What surprised me is that the number of shows that were canceled, those that I had heard of and hadn’t heard of? The numbers were neck in neck.  Twenty percent were canceled. And 20%  of the shows that I had never heard of were returning for another season.


This figure ticked me off.

How in the world did The Cleveland Show (never heard of) and Bob’s Burgers (never heard of)  beat out smart, interesting programs like The Good Guys (watched and loved)  and Detroit 1-8-7 (watched and loved)?

Bradley Whitford + Colin Hanks = Excellent Pairing

I understand 30 Rock and The Office continuing their careers (love them both). But hasn’t Desperate Housewives had its day? And what about Cougar Town? And Celebrity (train wreck) Apprentice? Are you kidding me?

Skins (never heard of) and Traffic Light (never heard of) and Brothers and Sisters (heard of and it was definitely time) were canceled. But you’re bringing back Being Human (never heard of)  and Happy Endings(never heard of but it must be the karma of the show title) ?!?

No rhyme.
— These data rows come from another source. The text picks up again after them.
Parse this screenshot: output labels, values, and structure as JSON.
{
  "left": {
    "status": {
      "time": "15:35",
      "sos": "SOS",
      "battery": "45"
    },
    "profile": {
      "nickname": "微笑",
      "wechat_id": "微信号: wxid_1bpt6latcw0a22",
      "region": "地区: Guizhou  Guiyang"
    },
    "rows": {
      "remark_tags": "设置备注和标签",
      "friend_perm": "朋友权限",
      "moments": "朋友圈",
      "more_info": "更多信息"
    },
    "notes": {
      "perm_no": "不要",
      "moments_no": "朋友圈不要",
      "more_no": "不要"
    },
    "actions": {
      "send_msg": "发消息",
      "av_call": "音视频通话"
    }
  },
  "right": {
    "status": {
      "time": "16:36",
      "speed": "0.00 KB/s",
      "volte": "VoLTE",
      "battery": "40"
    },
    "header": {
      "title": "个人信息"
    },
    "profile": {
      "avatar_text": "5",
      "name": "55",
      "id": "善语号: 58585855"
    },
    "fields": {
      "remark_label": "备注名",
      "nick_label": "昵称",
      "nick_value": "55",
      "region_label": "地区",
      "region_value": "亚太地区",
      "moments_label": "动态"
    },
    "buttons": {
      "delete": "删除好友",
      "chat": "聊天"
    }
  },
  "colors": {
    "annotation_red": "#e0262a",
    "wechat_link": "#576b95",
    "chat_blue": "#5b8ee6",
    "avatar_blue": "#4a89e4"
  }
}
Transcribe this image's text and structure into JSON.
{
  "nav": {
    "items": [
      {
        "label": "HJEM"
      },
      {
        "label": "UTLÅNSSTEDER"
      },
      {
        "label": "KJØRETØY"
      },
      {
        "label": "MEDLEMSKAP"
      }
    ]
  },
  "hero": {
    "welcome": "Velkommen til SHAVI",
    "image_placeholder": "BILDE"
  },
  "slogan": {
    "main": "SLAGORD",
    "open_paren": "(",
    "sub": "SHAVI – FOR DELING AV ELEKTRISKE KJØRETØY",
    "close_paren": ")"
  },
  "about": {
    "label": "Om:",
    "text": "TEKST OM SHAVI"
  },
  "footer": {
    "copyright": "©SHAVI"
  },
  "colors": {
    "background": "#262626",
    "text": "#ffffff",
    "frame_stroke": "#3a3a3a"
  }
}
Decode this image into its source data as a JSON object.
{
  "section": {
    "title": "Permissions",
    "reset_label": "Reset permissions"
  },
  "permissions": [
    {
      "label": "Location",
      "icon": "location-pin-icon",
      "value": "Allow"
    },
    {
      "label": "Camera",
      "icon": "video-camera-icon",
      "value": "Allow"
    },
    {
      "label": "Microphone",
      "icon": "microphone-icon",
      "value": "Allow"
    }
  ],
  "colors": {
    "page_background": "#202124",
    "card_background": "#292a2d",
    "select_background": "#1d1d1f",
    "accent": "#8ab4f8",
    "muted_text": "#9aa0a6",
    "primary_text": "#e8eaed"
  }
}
No reason.

Just the whims of a bunch of suits, sitting around a glass table throwing darts at the television schedule.

That’s how I see it, anyway.

I just have one request.

If I could have the final word on the subject, oh Producer Gods? You’re bringing back Two and A Half Men. Fine. But please say it will be without Charlie Sheen.


Filed under Soapbox, television

It’s The Most Wonderful Time Of The Year!

Most wonderful commercial ever! (At this time of year, anyway!)

Just one more week for mine. How about yours?


Filed under funny